Producers: Dieter Pochiatko, Jakob Pochiatko and Ralf Zimmerman Director: Nikolaus Leytner Screenplay: Klaus Richter and Nikolaus Leytner Cast: Simon Morzé, Bruno Ganz, Johannes Krisch, Emma Drogunova, Regina Fritsche and Karoline Eichhorn Distributor: Menemsha Films
Most films about the Holocaust are frighteningly intense, but a few take a gentler approach. This is one of them. Adapted from Robert Seethaler’s 2012 novel, it resembles movies like “The Boy in the Striped Pajamas” (2008) and “The Book Thief” (2013) that concentrated on youngsters learning the cruel lessons that living under Nazism taught. In other words, it’s a coming-of-age story in an age when horrors abounded but occur mostly off-screen.
It also offers a portrait of Sigmund Freud as a lovable old man.
The focus of the tale, however, is on young Franz Huchel (Simon Morzé), a naïve teenager who lives with his mother Margarete (Reginsa Fritsche) near Austria’s Lake Attersee. When her latest protector dies from a lightning strike while swimming, Margarete, who makes a living as a maid in rich people’s homes, sends the boy to Vienna to apprentice with one of her former lovers Otto Trsnjek (Johannes Krisch). H owns a tobacco shop that also sells postcards, newspapers, and stationery, along with racy magazines under the counter. One of his regulars is Freud (Bruno Ganz), who seems to drop in every day to purchase his regular quota of cigars.
The year is 1938, and the Anschluss is imminent. Otto, who lost a leg serving in World War I and is a cantankerously contrarian old fellow, is devoutly opposed to the widespread support that will greet the arrival of Hitler’s troops into Austria, and welcomes Jews and Communists into his shop, much to the displeasure of the right-wing butcher across the square.
But Franz is not interested in such matters. He’s much more concerned with girls, and asks Freud, whose practice Otto tells him about, for advice. The psychologist suggests that, on the one hand, he should keep a record of his dreams, and that, on the other, he should make an effort to approach a young lady.

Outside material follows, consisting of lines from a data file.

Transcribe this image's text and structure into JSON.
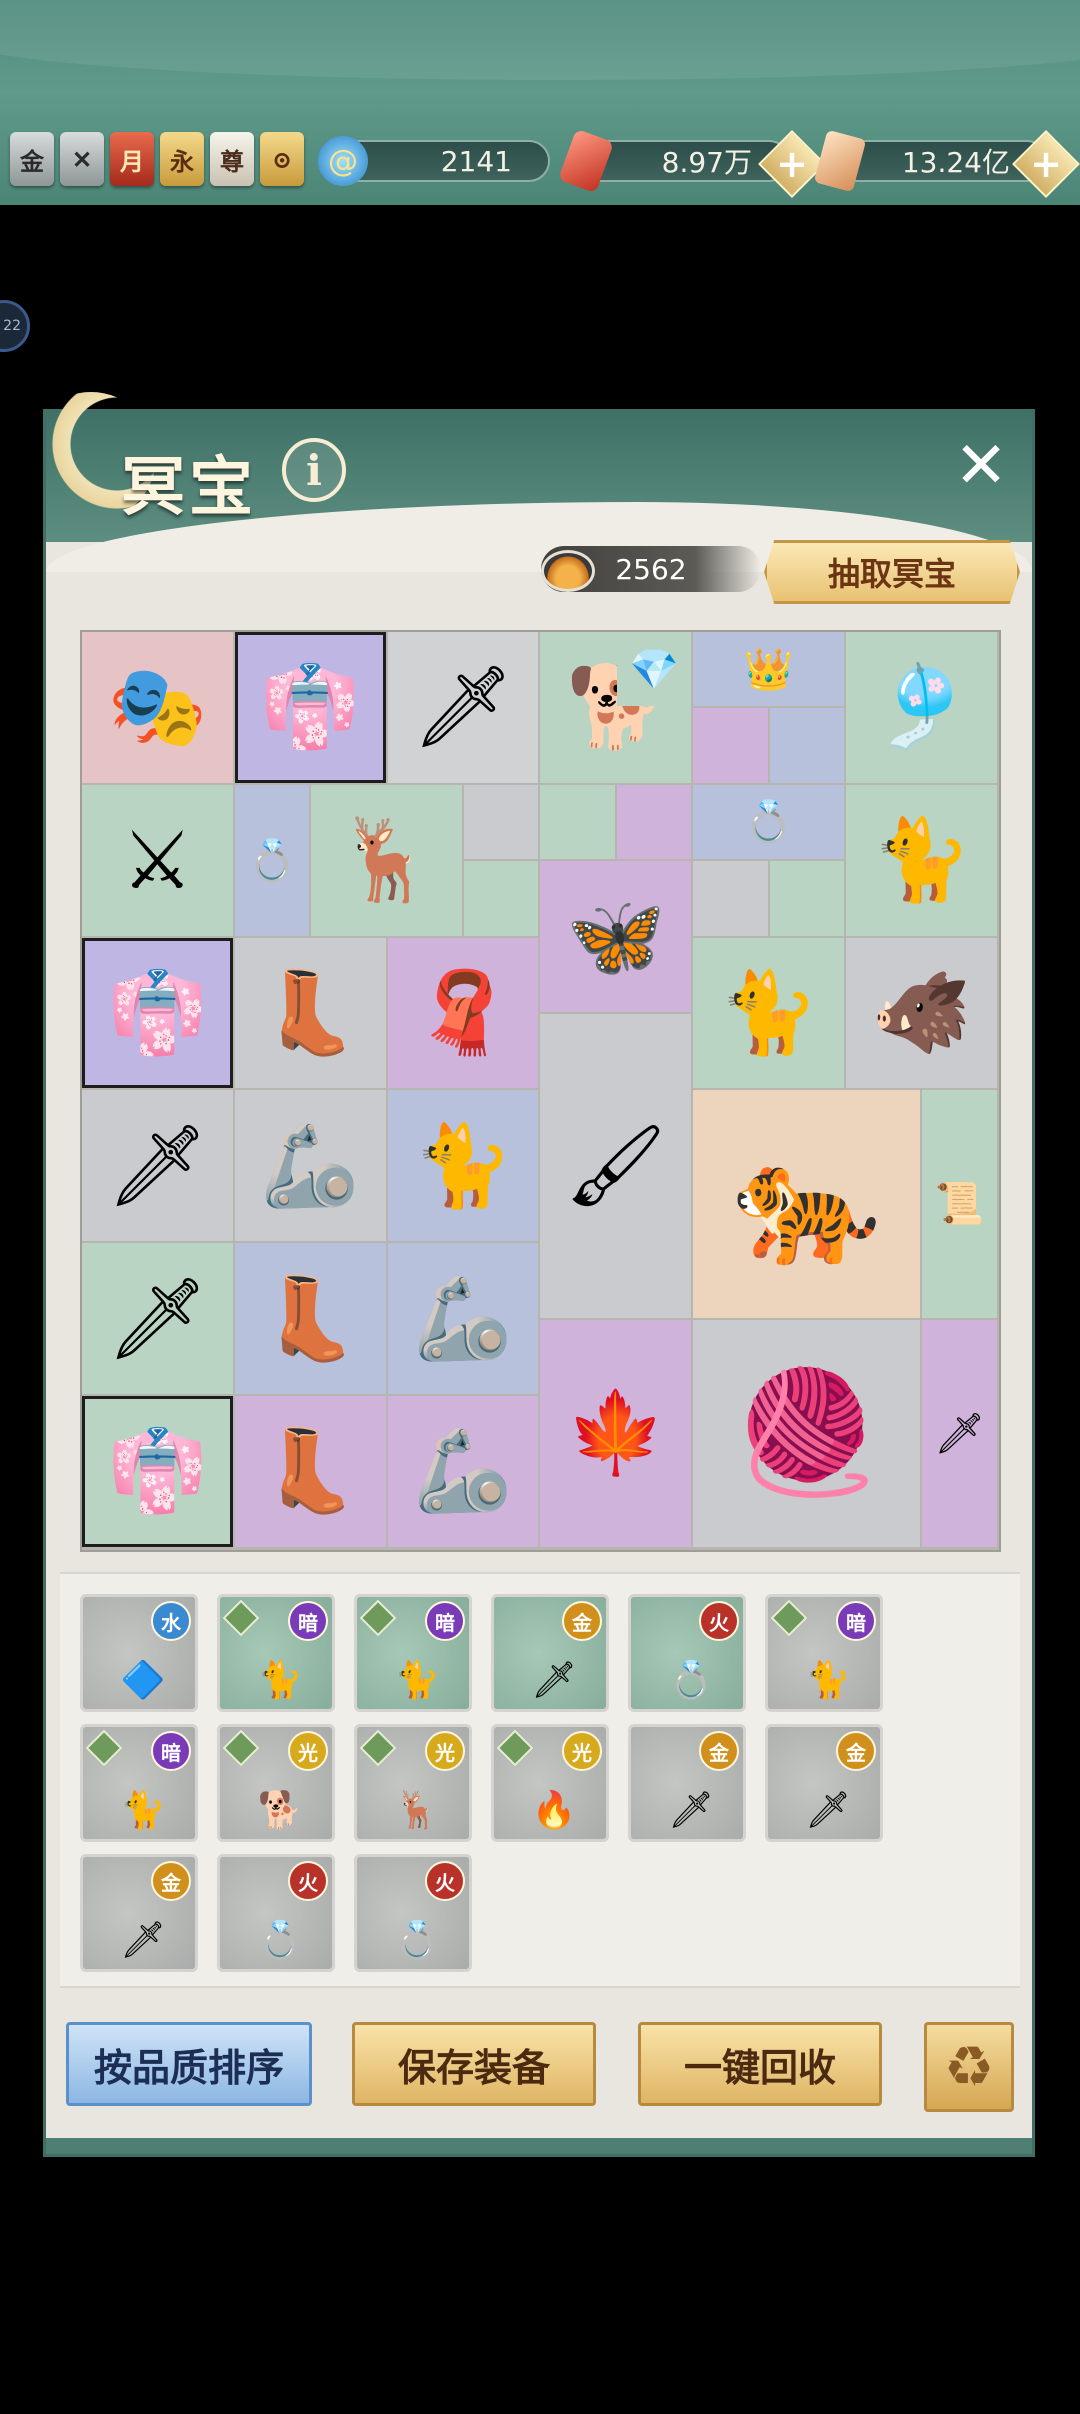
{
  "topbar": {
    "badges": [
      {
        "label": "金",
        "style": "gray"
      },
      {
        "label": "",
        "style": "gray"
      },
      {
        "label": "月",
        "style": "red"
      },
      {
        "label": "永",
        "style": "gold"
      },
      {
        "label": "尊",
        "style": "white"
      },
      {
        "label": "",
        "style": "gold"
      }
    ],
    "resources": [
      {
        "name": "spiral-currency",
        "value": "2141"
      },
      {
        "name": "red-crystal",
        "value": "8.97万"
      },
      {
        "name": "gold-ticket",
        "value": "13.24亿"
      }
    ],
    "plus_label": "+"
  },
  "side_badge": "22",
  "panel": {
    "title": "冥宝",
    "info_label": "i",
    "close_label": "✕",
    "currency_value": "2562",
    "draw_button": "抽取冥宝"
  },
  "grid_items": [
    {
      "id": "mask",
      "glyph": "🎭",
      "bg": "#e6c3c5"
    },
    {
      "id": "robe-1",
      "glyph": "👘",
      "bg": "#bfb6e4"
    },
    {
      "id": "dagger-1",
      "glyph": "🗡",
      "bg": "#d0d2d4"
    },
    {
      "id": "dog",
      "glyph": "🐕",
      "bg": "#b9d4c3"
    },
    {
      "id": "crystal",
      "glyph": "💎",
      "bg": "#b9d4c3"
    },
    {
      "id": "ring-crown",
      "glyph": "👑",
      "bg": "#b7c1dc"
    },
    {
      "id": "tassels",
      "glyph": "🎐",
      "bg": "#b9d4c3"
    },
    {
      "id": "golden-dagger",
      "glyph": "⚔",
      "bg": "#b9d4c3"
    },
    {
      "id": "ring-1",
      "glyph": "💍",
      "bg": "#b7c1dc"
    },
    {
      "id": "deer",
      "glyph": "🦌",
      "bg": "#b9d4c3"
    },
    {
      "id": "ring-2",
      "glyph": "💍",
      "bg": "#b7c1dc"
    },
    {
      "id": "cat-1",
      "glyph": "🐈",
      "bg": "#b9d4c3"
    },
    {
      "id": "robe-2",
      "glyph": "👘",
      "bg": "#bfb6e4"
    },
    {
      "id": "boots-1",
      "glyph": "👢",
      "bg": "#c9cbce"
    },
    {
      "id": "red-cape",
      "glyph": "🧣",
      "bg": "#cfb3db"
    },
    {
      "id": "butterfly",
      "glyph": "🦋",
      "bg": "#cfb3db"
    },
    {
      "id": "white-cat-1",
      "glyph": "🐈",
      "bg": "#b9d4c3"
    },
    {
      "id": "boar",
      "glyph": "🐗",
      "bg": "#c9cbce"
    },
    {
      "id": "dagger-2",
      "glyph": "🗡",
      "bg": "#c9cbce"
    },
    {
      "id": "armor-1",
      "glyph": "🦾",
      "bg": "#c9cbce"
    },
    {
      "id": "white-cat-2",
      "glyph": "🐈",
      "bg": "#b7c1dc"
    },
    {
      "id": "brushes",
      "glyph": "🖌",
      "bg": "#c9cbce"
    },
    {
      "id": "tiger-pelt",
      "glyph": "🐅",
      "bg": "#ecd4bd"
    },
    {
      "id": "scroll-rod",
      "glyph": "📜",
      "bg": "#b9d4c3"
    },
    {
      "id": "dagger-3",
      "glyph": "🗡",
      "bg": "#b9d4c3"
    },
    {
      "id": "boots-2",
      "glyph": "👢",
      "bg": "#b7c1dc"
    },
    {
      "id": "armor-2",
      "glyph": "🦾",
      "bg": "#b7c1dc"
    },
    {
      "id": "maple-staff",
      "glyph": "🍁",
      "bg": "#cfb3db"
    },
    {
      "id": "fur-pelt",
      "glyph": "🧶",
      "bg": "#c9cbce"
    },
    {
      "id": "sword",
      "glyph": "🗡",
      "bg": "#cfb3db"
    },
    {
      "id": "robe-3",
      "glyph": "👘",
      "bg": "#b9d4c3"
    },
    {
      "id": "boots-3",
      "glyph": "👢",
      "bg": "#cfb3db"
    },
    {
      "id": "armor-3",
      "glyph": "🦾",
      "bg": "#cfb3db"
    }
  ],
  "inventory": [
    {
      "element": "水",
      "cls": "water",
      "locked": false,
      "bg": "g",
      "thumb": "🔷"
    },
    {
      "element": "暗",
      "cls": "dark",
      "locked": true,
      "bg": "grn",
      "thumb": "🐈"
    },
    {
      "element": "暗",
      "cls": "dark",
      "locked": true,
      "bg": "grn",
      "thumb": "🐈"
    },
    {
      "element": "金",
      "cls": "gold",
      "locked": false,
      "bg": "grn",
      "thumb": "🗡"
    },
    {
      "element": "火",
      "cls": "fire",
      "locked": false,
      "bg": "grn",
      "thumb": "💍"
    },
    {
      "element": "暗",
      "cls": "dark",
      "locked": true,
      "bg": "g",
      "thumb": "🐈"
    },
    {
      "element": "暗",
      "cls": "dark",
      "locked": true,
      "bg": "g",
      "thumb": "🐈"
    },
    {
      "element": "光",
      "cls": "light",
      "locked": true,
      "bg": "g",
      "thumb": "🐕"
    },
    {
      "element": "光",
      "cls": "light",
      "locked": true,
      "bg": "g",
      "thumb": "🦌"
    },
    {
      "element": "光",
      "cls": "light",
      "locked": true,
      "bg": "g",
      "thumb": "🔥"
    },
    {
      "element": "金",
      "cls": "gold",
      "locked": false,
      "bg": "g",
      "thumb": "🗡"
    },
    {
      "element": "金",
      "cls": "gold",
      "locked": false,
      "bg": "g",
      "thumb": "🗡"
    },
    {
      "element": "金",
      "cls": "gold",
      "locked": false,
      "bg": "g",
      "thumb": "🗡"
    },
    {
      "element": "火",
      "cls": "fire",
      "locked": false,
      "bg": "g",
      "thumb": "💍"
    },
    {
      "element": "火",
      "cls": "fire",
      "locked": false,
      "bg": "g",
      "thumb": "💍"
    }
  ],
  "buttons": {
    "sort": "按品质排序",
    "save": "保存装备",
    "recycle_all": "一键回收",
    "recycle_icon": "♻"
  }
}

The boy follows his admonitions, and one element of director Nikolaus Leytner’s toolbox from then on will be to insert surrealistic dream episodes, often involving the lake of Franz’s childhood, into the narrative, and then show the boy scribbling reminiscences of them into his journal. In addition, Franz awkwardly introduces himself to Anezka (Emma Drogunova), whom he meets at a street fair. She is a Bohemian, literally and figuratively, and after a drink, a dance and a kiss goes off without another word. But Franz can’t stop pining after her, and Freud, who is becoming rather like a father-confessor, advises him to track her down.
What Franz discovers does not please him. Anezka seems to have a great many male companions, and is hardly embarrassed about it. She also performs a risqué routine in a dumpy club. Still, Franz cannot stop obsessing over her.
While the boy grows up in that respect, he must also face the changes that are going on in the city around him. Austria has been annexed to the Third Reich, and Otto’s little shop is repeatedly vandalized for his progressive views. Even Freud is threatened by those who are now in power.
Eventually Otto is arrested and taken to Gestapo headquarters, where he is kept incommunicado. And when Franz seeks out Anezka again at the club, he finds that the choice she makes is one based on pragmatism of a crudest kind. (One of the cleverest notes in the film is the transformation of the place, from one that specialized in satire about Hitler to one that now revels in vicious anti-Semitic jokes.)
By now Franz is driven to make choices as well, which involve not only testifying to his desires by posting his journal entries in the shop windows and urging Freud to leave Vienna, but protesting the treatment of Otto in a fashion that will inevitably call the attention of the authorities to him. That marks a clear contrast with earlier moments in the film, when Franz imagines what he should do in various circumstances before we are shown his actual hesitancy to act. Along with the dream sequences and periodic cuts to what Margarete is enduring back home, these can either be embraced as imaginative expansions of the narrative or irritating affectations.
What’s indisputable is that the film has been handsomely made, with Hermann Dunzendorfer’s cinematography giving luster to the images, both those that are “realistic” and those that are dreamlike. Bertram Reiter’s production design is also excellent, although budgetary limitations are reflected in the relatively few locations and the paucity of crowds in street scenes. Editor Bettina Mazakarini copes as well as one might hope with the sudden shifts from straight narrative to dream, and Matthias Weber’s score adds some elegant touches.
So do the cast, especially Ganz, whose Freud is a charming old coot, and Krisch, whose Otto is the very image of the crusty, righteous old man. Morzé is a bit of a stolid blank slate as Franz, but that’s intentional, while Drogunova is the opposite as the giddily exuberant but calculating Anezka. Everyone else is nicely supportive.
“The Tobacconist” will not sear its way into the memory the way more harrowing depictions of Nazi malignancy have done, but its more understated approach is quietly moving.